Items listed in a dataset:
^^^^^^^^^^^^^^^^
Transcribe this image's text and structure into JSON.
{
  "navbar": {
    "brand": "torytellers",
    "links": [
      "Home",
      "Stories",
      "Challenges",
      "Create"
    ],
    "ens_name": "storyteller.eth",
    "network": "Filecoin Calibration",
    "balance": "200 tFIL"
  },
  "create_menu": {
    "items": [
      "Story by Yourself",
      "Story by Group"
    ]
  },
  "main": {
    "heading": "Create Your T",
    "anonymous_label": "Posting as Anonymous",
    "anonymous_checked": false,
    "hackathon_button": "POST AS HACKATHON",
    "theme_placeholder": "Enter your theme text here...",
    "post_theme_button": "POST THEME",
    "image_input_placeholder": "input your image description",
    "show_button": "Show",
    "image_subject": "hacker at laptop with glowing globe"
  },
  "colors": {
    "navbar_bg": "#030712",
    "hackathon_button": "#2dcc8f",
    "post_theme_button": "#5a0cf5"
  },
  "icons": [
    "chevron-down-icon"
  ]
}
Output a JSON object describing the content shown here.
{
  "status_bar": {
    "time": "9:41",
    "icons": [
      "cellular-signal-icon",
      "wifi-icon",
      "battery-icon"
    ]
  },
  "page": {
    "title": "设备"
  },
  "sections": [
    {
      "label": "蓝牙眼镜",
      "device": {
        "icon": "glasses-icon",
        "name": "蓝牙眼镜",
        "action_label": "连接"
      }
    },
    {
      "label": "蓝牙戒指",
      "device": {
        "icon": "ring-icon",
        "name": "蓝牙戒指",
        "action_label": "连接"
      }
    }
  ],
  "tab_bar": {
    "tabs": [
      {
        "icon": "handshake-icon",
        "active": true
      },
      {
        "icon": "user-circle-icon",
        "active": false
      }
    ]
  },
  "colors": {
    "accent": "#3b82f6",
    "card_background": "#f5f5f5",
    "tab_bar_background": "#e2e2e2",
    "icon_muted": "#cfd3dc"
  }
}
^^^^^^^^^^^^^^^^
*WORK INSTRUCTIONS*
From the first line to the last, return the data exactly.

*TASK RESPONSE*
Transcribe this image's text and structure into JSON.
{
  "navbar": {
    "brand": "torytellers",
    "links": [
      "Home",
      "Stories",
      "Challenges",
      "Create"
    ],
    "ens_name": "storyteller.eth",
    "network": "Filecoin Calibration",
    "balance": "200 tFIL"
  },
  "create_menu": {
    "items": [
      "Story by Yourself",
      "Story by Group"
    ]
  },
  "main": {
    "heading": "Create Your T",
    "anonymous_label": "Posting as Anonymous",
    "anonymous_checked": false,
    "hackathon_button": "POST AS HACKATHON",
    "theme_placeholder": "Enter your theme text here...",
    "post_theme_button": "POST THEME",
    "image_input_placeholder": "input your image description",
    "show_button": "Show",
    "image_subject": "hacker at laptop with glowing globe"
  },
  "colors": {
    "navbar_bg": "#030712",
    "hackathon_button": "#2dcc8f",
    "post_theme_button": "#5a0cf5"
  },
  "icons": [
    "chevron-down-icon"
  ]
}
Output a JSON object describing the content shown here.
{
  "status_bar": {
    "time": "9:41",
    "icons": [
      "cellular-signal-icon",
      "wifi-icon",
      "battery-icon"
    ]
  },
  "page": {
    "title": "设备"
  },
  "sections": [
    {
      "label": "蓝牙眼镜",
      "device": {
        "icon": "glasses-icon",
        "name": "蓝牙眼镜",
        "action_label": "连接"
      }
    },
    {
      "label": "蓝牙戒指",
      "device": {
        "icon": "ring-icon",
        "name": "蓝牙戒指",
        "action_label": "连接"
      }
    }
  ],
  "tab_bar": {
    "tabs": [
      {
        "icon": "handshake-icon",
        "active": true
      },
      {
        "icon": "user-circle-icon",
        "active": false
      }
    ]
  },
  "colors": {
    "accent": "#3b82f6",
    "card_background": "#f5f5f5",
    "tab_bar_background": "#e2e2e2",
    "icon_muted": "#cfd3dc"
  }
}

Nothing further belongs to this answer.